“Hey,” I said to one of the younger crew members who looked about twenty. “What’s the movie gonna be?”
“Hey, how ya doin?” the kid replied. “It’s a Mob movie. Called The Friends of Eddie Coyle. Robert Mitchum is in it.”
I learned later that Eddie Coyle (a.k.a. “Eddie Fingers”) was based on a true story about an aging delivery truck driver for a bakery in the Boston area, who was also a low-level gunrunner for a crime organization in Boston. As the story went, he was facing several years in prison for a truck hijacking in New Hampshire set up by a guy named Dillon, who owned a local bar. Coyle’s last chance is a sentencing recommendation from an Alcohol, Tobacco, and Firearms agent, Dave Foley, who demanded that Coyle become an informer in return. Coyle’s undercover work got him involved in bank robberies and other unsavory activities. The banks name had been changed to match the real life bank that had been robbed in Braintree or Quincy. Unbeknownst to Coyle, Dillon was an informer for Foley, and Coyle wound up getting double-crossed in the end.
“Wow, no kidding,” I said, and no sooner had that come out of my mouth when I saw Robert Mitchum, the man himself, standing back and off to the side talking with who I assumed must have been the director or someone else important. He was just fifteen feet away. They were gesturing towards an older model car with some actors with masks on already seated inside, with a white screen set up behind the back window and brilliant camera lights on either side.
“What are they going to do over there?” I asked, pointing to the car.
“Ah, they’re setting up the getaway scene,” the kid replied. “They don’t really drive at all, they just sit in the car and pretend, and in the final movie it will look like they’re driving.”
“Huh?” I replied.
“Yeah, they just project a movie onto that screen back there and it looks like their driving. All the actor has to do is turn the wheel to make it look real.”
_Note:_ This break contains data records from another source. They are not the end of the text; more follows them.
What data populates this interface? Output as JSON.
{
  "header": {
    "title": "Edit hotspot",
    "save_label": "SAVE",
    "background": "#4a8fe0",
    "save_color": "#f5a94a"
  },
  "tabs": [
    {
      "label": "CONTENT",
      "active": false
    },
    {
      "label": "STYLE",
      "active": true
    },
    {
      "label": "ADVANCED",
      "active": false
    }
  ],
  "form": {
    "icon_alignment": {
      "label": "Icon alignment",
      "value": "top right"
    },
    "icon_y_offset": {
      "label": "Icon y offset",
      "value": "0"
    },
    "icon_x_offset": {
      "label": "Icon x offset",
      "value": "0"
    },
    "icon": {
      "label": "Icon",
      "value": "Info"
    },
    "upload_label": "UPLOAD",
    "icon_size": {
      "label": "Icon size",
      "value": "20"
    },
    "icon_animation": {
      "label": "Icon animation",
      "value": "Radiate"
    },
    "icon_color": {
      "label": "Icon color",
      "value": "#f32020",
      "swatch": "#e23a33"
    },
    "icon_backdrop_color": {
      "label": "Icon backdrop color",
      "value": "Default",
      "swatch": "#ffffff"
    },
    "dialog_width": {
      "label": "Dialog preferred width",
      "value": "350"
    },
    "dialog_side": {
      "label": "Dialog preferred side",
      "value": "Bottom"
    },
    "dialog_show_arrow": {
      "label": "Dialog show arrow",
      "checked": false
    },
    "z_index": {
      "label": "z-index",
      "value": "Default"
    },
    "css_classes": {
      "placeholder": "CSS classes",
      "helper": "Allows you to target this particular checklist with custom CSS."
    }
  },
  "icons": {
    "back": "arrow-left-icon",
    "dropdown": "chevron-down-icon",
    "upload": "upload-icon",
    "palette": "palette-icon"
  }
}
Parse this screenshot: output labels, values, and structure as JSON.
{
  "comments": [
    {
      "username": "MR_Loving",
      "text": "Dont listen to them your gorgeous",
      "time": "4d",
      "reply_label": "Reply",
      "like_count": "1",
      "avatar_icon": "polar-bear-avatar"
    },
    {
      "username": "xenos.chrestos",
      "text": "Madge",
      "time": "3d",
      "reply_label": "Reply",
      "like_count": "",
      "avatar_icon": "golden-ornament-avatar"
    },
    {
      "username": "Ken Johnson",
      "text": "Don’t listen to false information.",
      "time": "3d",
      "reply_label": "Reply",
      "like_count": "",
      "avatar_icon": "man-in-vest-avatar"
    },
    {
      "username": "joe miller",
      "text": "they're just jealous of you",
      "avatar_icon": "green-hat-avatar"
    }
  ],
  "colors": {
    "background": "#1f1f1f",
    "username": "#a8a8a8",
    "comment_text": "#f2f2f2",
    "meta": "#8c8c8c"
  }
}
“Whaddya know? Thanks,” I said and darted back across the street and explained everything.
“Robert Mitchum? Ma said, as she instinctively began to tug at the sides of her wig and adjust her stretchy pants and tube top. “Run in the house and get me my sunglasses,” she said to no one in particular but Diane got up and went into house to grab them off the kitchen counter where Ma always left them. She was back in no time and Ma put them on, adjusted them under her wig and behind her ears and lit a cigarette as she stood leaning on the porch rail in what I suppose she thought was a sexy pose.
We watched as Robert Mitchum stood by observing as the actors in the car ran through their scene. Suddenly, they piled out of the hot car after a number of takes to take a break. We looked on in amazement as we saw none other than Robert Mitchum walking towards our porch with some other guy, who appeared to be one of the crew. They stopped at the stoop, and as Robert Mitchum pushed his fedora up on his head revealing a sweaty brow, the other guy asks if they might have some cold water since it was so damn hot out there?
We all just stared unsure and in disbelief for a second until my mother snapped us out of it by saying, again to no one in particular, “Go in quick and get some ice water for Mr. Mitchum!”
This time Diane and I raced in and as she reached for a couple of plastic Tupperware tumblers I cracked open an ice tray from the freezer. It was the only thing in there. We rushed to fill the tumblers with ice and cold tap water and brought them out front and handed them to my mother who handed them to the actor and the other guy. They drained the plastic cups in unison and in one long drink and with a satisfying “ah” handed them back to my mother.
“Thanks,” said the other guy, as Robert Mitchum tipped his hat without a word, and they turned and walked back to the bank, thus ending the Boudreau family’s brush with fame before we could even ask for an autograph!
To be continued….